Instructions for the task
Leave no picture in, and give every entry again exactly.

Website and app data records:
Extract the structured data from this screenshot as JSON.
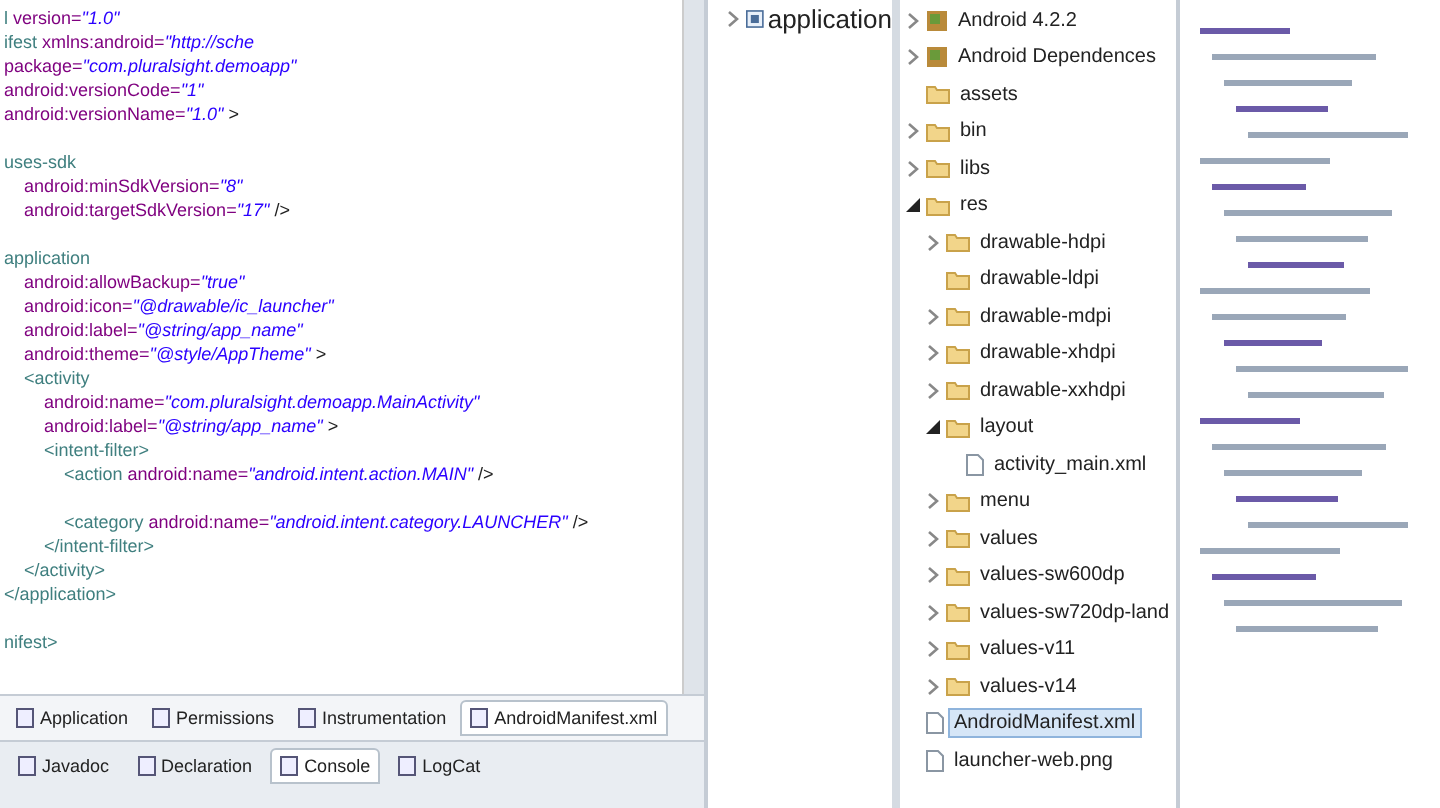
{
  "editor": {
    "lines": [
      {
        "kind": "code",
        "segments": [
          {
            "kind": "tag",
            "text": "l "
          },
          {
            "kind": "attr",
            "text": "version="
          },
          {
            "kind": "value",
            "text": "\"1.0\""
          }
        ]
      },
      {
        "kind": "code",
        "segments": [
          {
            "kind": "tag",
            "text": "ifest "
          },
          {
            "kind": "attr",
            "text": "xmlns:android="
          },
          {
            "kind": "value",
            "text": "\"http://sche"
          }
        ]
      },
      {
        "kind": "code",
        "segments": [
          {
            "kind": "attr",
            "text": "package="
          },
          {
            "kind": "value",
            "text": "\"com.pluralsight.demoapp\""
          }
        ]
      },
      {
        "kind": "code",
        "segments": [
          {
            "kind": "attr",
            "text": "android:versionCode="
          },
          {
            "kind": "value",
            "text": "\"1\""
          }
        ]
      },
      {
        "kind": "code",
        "segments": [
          {
            "kind": "attr",
            "text": "android:versionName="
          },
          {
            "kind": "value",
            "text": "\"1.0\""
          },
          {
            "kind": "punct",
            "text": " >"
          }
        ]
      },
      {
        "kind": "blank"
      },
      {
        "kind": "code",
        "segments": [
          {
            "kind": "tag",
            "text": "uses-sdk"
          }
        ]
      },
      {
        "kind": "code",
        "segments": [
          {
            "kind": "attr",
            "text": "    android:minSdkVersion="
          },
          {
            "kind": "value",
            "text": "\"8\""
          }
        ]
      },
      {
        "kind": "code",
        "segments": [
          {
            "kind": "attr",
            "text": "    android:targetSdkVersion="
          },
          {
            "kind": "value",
            "text": "\"17\""
          },
          {
            "kind": "punct",
            "text": " />"
          }
        ]
      },
      {
        "kind": "blank"
      },
      {
        "kind": "code",
        "segments": [
          {
            "kind": "tag",
            "text": "application"
          }
        ]
      },
      {
        "kind": "code",
        "segments": [
          {
            "kind": "attr",
            "text": "    android:allowBackup="
          },
          {
            "kind": "value",
            "text": "\"true\""
          }
        ]
      },
      {
        "kind": "code",
        "segments": [
          {
            "kind": "attr",
            "text": "    android:icon="
          },
          {
            "kind": "value",
            "text": "\"@drawable/ic_launcher\""
          }
        ]
      },
      {
        "kind": "code",
        "segments": [
          {
            "kind": "attr",
            "text": "    android:label="
          },
          {
            "kind": "value",
            "text": "\"@string/app_name\""
          }
        ]
      },
      {
        "kind": "code",
        "segments": [
          {
            "kind": "attr",
            "text": "    android:theme="
          },
          {
            "kind": "value",
            "text": "\"@style/AppTheme\""
          },
          {
            "kind": "punct",
            "text": " >"
          }
        ]
      },
      {
        "kind": "code",
        "segments": [
          {
            "kind": "tag",
            "text": "    <activity"
          }
        ]
      },
      {
        "kind": "code",
        "segments": [
          {
            "kind": "attr",
            "text": "        android:name="
          },
          {
            "kind": "value",
            "text": "\"com.pluralsight.demoapp.MainActivity\""
          }
        ]
      },
      {
        "kind": "code",
        "segments": [
          {
            "kind": "attr",
            "text": "        android:label="
          },
          {
            "kind": "value",
            "text": "\"@string/app_name\""
          },
          {
            "kind": "punct",
            "text": " >"
          }
        ]
      },
      {
        "kind": "code",
        "segments": [
          {
            "kind": "tag",
            "text": "        <intent-filter>"
          }
        ]
      },
      {
        "kind": "code",
        "segments": [
          {
            "kind": "tag",
            "text": "            <action "
          },
          {
            "kind": "attr",
            "text": "android:name="
          },
          {
            "kind": "value",
            "text": "\"android.intent.action.MAIN\""
          },
          {
            "kind": "punct",
            "text": " />"
          }
        ]
      },
      {
        "kind": "blank"
      },
      {
        "kind": "code",
        "segments": [
          {
            "kind": "tag",
            "text": "            <category "
          },
          {
            "kind": "attr",
            "text": "android:name="
          },
          {
            "kind": "value",
            "text": "\"android.intent.category.LAUNCHER\""
          },
          {
            "kind": "punct",
            "text": " />"
          }
        ]
      },
      {
        "kind": "code",
        "segments": [
          {
            "kind": "tag",
            "text": "        </intent-filter>"
          }
        ]
      },
      {
        "kind": "code",
        "segments": [
          {
            "kind": "tag",
            "text": "    </activity>"
          }
        ]
      },
      {
        "kind": "code",
        "segments": [
          {
            "kind": "tag",
            "text": "</application>"
          }
        ]
      },
      {
        "kind": "blank"
      },
      {
        "kind": "code",
        "segments": [
          {
            "kind": "tag",
            "text": "nifest>"
          }
        ]
      }
    ]
  },
  "editor_tabs": [
    {
      "label": "Application",
      "selected": false
    },
    {
      "label": "Permissions",
      "selected": false
    },
    {
      "label": "Instrumentation",
      "selected": false
    },
    {
      "label": "AndroidManifest.xml",
      "selected": true
    }
  ],
  "view_tabs": [
    {
      "label": "Javadoc",
      "selected": false
    },
    {
      "label": "Declaration",
      "selected": false
    },
    {
      "label": "Console",
      "selected": true
    },
    {
      "label": "LogCat",
      "selected": false
    }
  ],
  "outline": {
    "items": [
      {
        "label": "application",
        "expandable": true,
        "expanded": false
      }
    ]
  },
  "explorer": {
    "items": [
      {
        "label": "Android 4.2.2",
        "kind": "library",
        "expandable": true,
        "expanded": false,
        "selected": false
      },
      {
        "label": "Android Dependences",
        "kind": "library",
        "expandable": true,
        "expanded": false,
        "selected": false
      },
      {
        "label": "assets",
        "kind": "folder",
        "expandable": false,
        "selected": false
      },
      {
        "label": "bin",
        "kind": "folder",
        "expandable": true,
        "expanded": false,
        "selected": false
      },
      {
        "label": "libs",
        "kind": "folder",
        "expandable": true,
        "expanded": false,
        "selected": false
      },
      {
        "label": "res",
        "kind": "folder",
        "expandable": true,
        "expanded": true,
        "selected": false,
        "children": [
          {
            "label": "drawable-hdpi",
            "kind": "folder",
            "expandable": true,
            "expanded": false,
            "selected": false
          },
          {
            "label": "drawable-ldpi",
            "kind": "folder",
            "expandable": false,
            "selected": false
          },
          {
            "label": "drawable-mdpi",
            "kind": "folder",
            "expandable": true,
            "expanded": false,
            "selected": false
          },
          {
            "label": "drawable-xhdpi",
            "kind": "folder",
            "expandable": true,
            "expanded": false,
            "selected": false
          },
          {
            "label": "drawable-xxhdpi",
            "kind": "folder",
            "expandable": true,
            "expanded": false,
            "selected": false
          },
          {
            "label": "layout",
            "kind": "folder",
            "expandable": true,
            "expanded": true,
            "selected": false,
            "children": [
              {
                "label": "activity_main.xml",
                "kind": "file",
                "expandable": false,
                "selected": false
              }
            ]
          },
          {
            "label": "menu",
            "kind": "folder",
            "expandable": true,
            "expanded": false,
            "selected": false
          },
          {
            "label": "values",
            "kind": "folder",
            "expandable": true,
            "expanded": false,
            "selected": false
          },
          {
            "label": "values-sw600dp",
            "kind": "folder",
            "expandable": true,
            "expanded": false,
            "selected": false
          },
          {
            "label": "values-sw720dp-land",
            "kind": "folder",
            "expandable": true,
            "expanded": false,
            "selected": false
          },
          {
            "label": "values-v11",
            "kind": "folder",
            "expandable": true,
            "expanded": false,
            "selected": false
          },
          {
            "label": "values-v14",
            "kind": "folder",
            "expandable": true,
            "expanded": false,
            "selected": false
          }
        ]
      },
      {
        "label": "AndroidManifest.xml",
        "kind": "file",
        "expandable": false,
        "selected": true
      },
      {
        "label": "launcher-web.png",
        "kind": "file",
        "expandable": false,
        "selected": false
      }
    ]
  }
}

Result
Extract the structured data from this screenshot as JSON.
{
  "editor": {
    "lines": [
      {
        "kind": "code",
        "segments": [
          {
            "kind": "tag",
            "text": "l "
          },
          {
            "kind": "attr",
            "text": "version="
          },
          {
            "kind": "value",
            "text": "\"1.0\""
          }
        ]
      },
      {
        "kind": "code",
        "segments": [
          {
            "kind": "tag",
            "text": "ifest "
          },
          {
            "kind": "attr",
            "text": "xmlns:android="
          },
          {
            "kind": "value",
            "text": "\"http://sche"
          }
        ]
      },
      {
        "kind": "code",
        "segments": [
          {
            "kind": "attr",
            "text": "package="
          },
          {
            "kind": "value",
            "text": "\"com.pluralsight.demoapp\""
          }
        ]
      },
      {
        "kind": "code",
        "segments": [
          {
            "kind": "attr",
            "text": "android:versionCode="
          },
          {
            "kind": "value",
            "text": "\"1\""
          }
        ]
      },
      {
        "kind": "code",
        "segments": [
          {
            "kind": "attr",
            "text": "android:versionName="
          },
          {
            "kind": "value",
            "text": "\"1.0\""
          },
          {
            "kind": "punct",
            "text": " >"
          }
        ]
      },
      {
        "kind": "blank"
      },
      {
        "kind": "code",
        "segments": [
          {
            "kind": "tag",
            "text": "uses-sdk"
          }
        ]
      },
      {
        "kind": "code",
        "segments": [
          {
            "kind": "attr",
            "text": "    android:minSdkVersion="
          },
          {
            "kind": "value",
            "text": "\"8\""
          }
        ]
      },
      {
        "kind": "code",
        "segments": [
          {
            "kind": "attr",
            "text": "    android:targetSdkVersion="
          },
          {
            "kind": "value",
            "text": "\"17\""
          },
          {
            "kind": "punct",
            "text": " />"
          }
        ]
      },
      {
        "kind": "blank"
      },
      {
        "kind": "code",
        "segments": [
          {
            "kind": "tag",
            "text": "application"
          }
        ]
      },
      {
        "kind": "code",
        "segments": [
          {
            "kind": "attr",
            "text": "    android:allowBackup="
          },
          {
            "kind": "value",
            "text": "\"true\""
          }
        ]
      },
      {
        "kind": "code",
        "segments": [
          {
            "kind": "attr",
            "text": "    android:icon="
          },
          {
            "kind": "value",
            "text": "\"@drawable/ic_launcher\""
          }
        ]
      },
      {
        "kind": "code",
        "segments": [
          {
            "kind": "attr",
            "text": "    android:label="
          },
          {
            "kind": "value",
            "text": "\"@string/app_name\""
          }
        ]
      },
      {
        "kind": "code",
        "segments": [
          {
            "kind": "attr",
            "text": "    android:theme="
          },
          {
            "kind": "value",
            "text": "\"@style/AppTheme\""
          },
          {
            "kind": "punct",
            "text": " >"
          }
        ]
      },
      {
        "kind": "code",
        "segments": [
          {
            "kind": "tag",
            "text": "    <activity"
          }
        ]
      },
      {
        "kind": "code",
        "segments": [
          {
            "kind": "attr",
            "text": "        android:name="
          },
          {
            "kind": "value",
            "text": "\"com.pluralsight.demoapp.MainActivity\""
          }
        ]
      },
      {
        "kind": "code",
        "segments": [
          {
            "kind": "attr",
            "text": "        android:label="
          },
          {
            "kind": "value",
            "text": "\"@string/app_name\""
          },
          {
            "kind": "punct",
            "text": " >"
          }
        ]
      },
      {
        "kind": "code",
        "segments": [
          {
            "kind": "tag",
            "text": "        <intent-filter>"
          }
        ]
      },
      {
        "kind": "code",
        "segments": [
          {
            "kind": "tag",
            "text": "            <action "
          },
          {
            "kind": "attr",
            "text": "android:name="
          },
          {
            "kind": "value",
            "text": "\"android.intent.action.MAIN\""
          },
          {
            "kind": "punct",
            "text": " />"
          }
        ]
      },
      {
        "kind": "blank"
      },
      {
        "kind": "code",
        "segments": [
          {
            "kind": "tag",
            "text": "            <category "
          },
          {
            "kind": "attr",
            "text": "android:name="
          },
          {
            "kind": "value",
            "text": "\"android.intent.category.LAUNCHER\""
          },
          {
            "kind": "punct",
            "text": " />"
          }
        ]
      },
      {
        "kind": "code",
        "segments": [
          {
            "kind": "tag",
            "text": "        </intent-filter>"
          }
        ]
      },
      {
        "kind": "code",
        "segments": [
          {
            "kind": "tag",
            "text": "    </activity>"
          }
        ]
      },
      {
        "kind": "code",
        "segments": [
          {
            "kind": "tag",
            "text": "</application>"
          }
        ]
      },
      {
        "kind": "blank"
      },
      {
        "kind": "code",
        "segments": [
          {
            "kind": "tag",
            "text": "nifest>"
          }
        ]
      }
    ]
  },
  "editor_tabs": [
    {
      "label": "Application",
      "selected": false
    },
    {
      "label": "Permissions",
      "selected": false
    },
    {
      "label": "Instrumentation",
      "selected": false
    },
    {
      "label": "AndroidManifest.xml",
      "selected": true
    }
  ],
  "view_tabs": [
    {
      "label": "Javadoc",
      "selected": false
    },
    {
      "label": "Declaration",
      "selected": false
    },
    {
      "label": "Console",
      "selected": true
    },
    {
      "label": "LogCat",
      "selected": false
    }
  ],
  "outline": {
    "items": [
      {
        "label": "application",
        "expandable": true,
        "expanded": false
      }
    ]
  },
  "explorer": {
    "items": [
      {
        "label": "Android 4.2.2",
        "kind": "library",
        "expandable": true,
        "expanded": false,
        "selected": false
      },
      {
        "label": "Android Dependences",
        "kind": "library",
        "expandable": true,
        "expanded": false,
        "selected": false
      },
      {
        "label": "assets",
        "kind": "folder",
        "expandable": false,
        "selected": false
      },
      {
        "label": "bin",
        "kind": "folder",
        "expandable": true,
        "expanded": false,
        "selected": false
      },
      {
        "label": "libs",
        "kind": "folder",
        "expandable": true,
        "expanded": false,
        "selected": false
      },
      {
        "label": "res",
        "kind": "folder",
        "expandable": true,
        "expanded": true,
        "selected": false,
        "children": [
          {
            "label": "drawable-hdpi",
            "kind": "folder",
            "expandable": true,
            "expanded": false,
            "selected": false
          },
          {
            "label": "drawable-ldpi",
            "kind": "folder",
            "expandable": false,
            "selected": false
          },
          {
            "label": "drawable-mdpi",
            "kind": "folder",
            "expandable": true,
            "expanded": false,
            "selected": false
          },
          {
            "label": "drawable-xhdpi",
            "kind": "folder",
            "expandable": true,
            "expanded": false,
            "selected": false
          },
          {
            "label": "drawable-xxhdpi",
            "kind": "folder",
            "expandable": true,
            "expanded": false,
            "selected": false
          },
          {
            "label": "layout",
            "kind": "folder",
            "expandable": true,
            "expanded": true,
            "selected": false,
            "children": [
              {
                "label": "activity_main.xml",
                "kind": "file",
                "expandable": false,
                "selected": false
              }
            ]
          },
          {
            "label": "menu",
            "kind": "folder",
            "expandable": true,
            "expanded": false,
            "selected": false
          },
          {
            "label": "values",
            "kind": "folder",
            "expandable": true,
            "expanded": false,
            "selected": false
          },
          {
            "label": "values-sw600dp",
            "kind": "folder",
            "expandable": true,
            "expanded": false,
            "selected": false
          },
          {
            "label": "values-sw720dp-land",
            "kind": "folder",
            "expandable": true,
            "expanded": false,
            "selected": false
          },
          {
            "label": "values-v11",
            "kind": "folder",
            "expandable": true,
            "expanded": false,
            "selected": false
          },
          {
            "label": "values-v14",
            "kind": "folder",
            "expandable": true,
            "expanded": false,
            "selected": false
          }
        ]
      },
      {
        "label": "AndroidManifest.xml",
        "kind": "file",
        "expandable": false,
        "selected": true
      },
      {
        "label": "launcher-web.png",
        "kind": "file",
        "expandable": false,
        "selected": false
      }
    ]
  }
}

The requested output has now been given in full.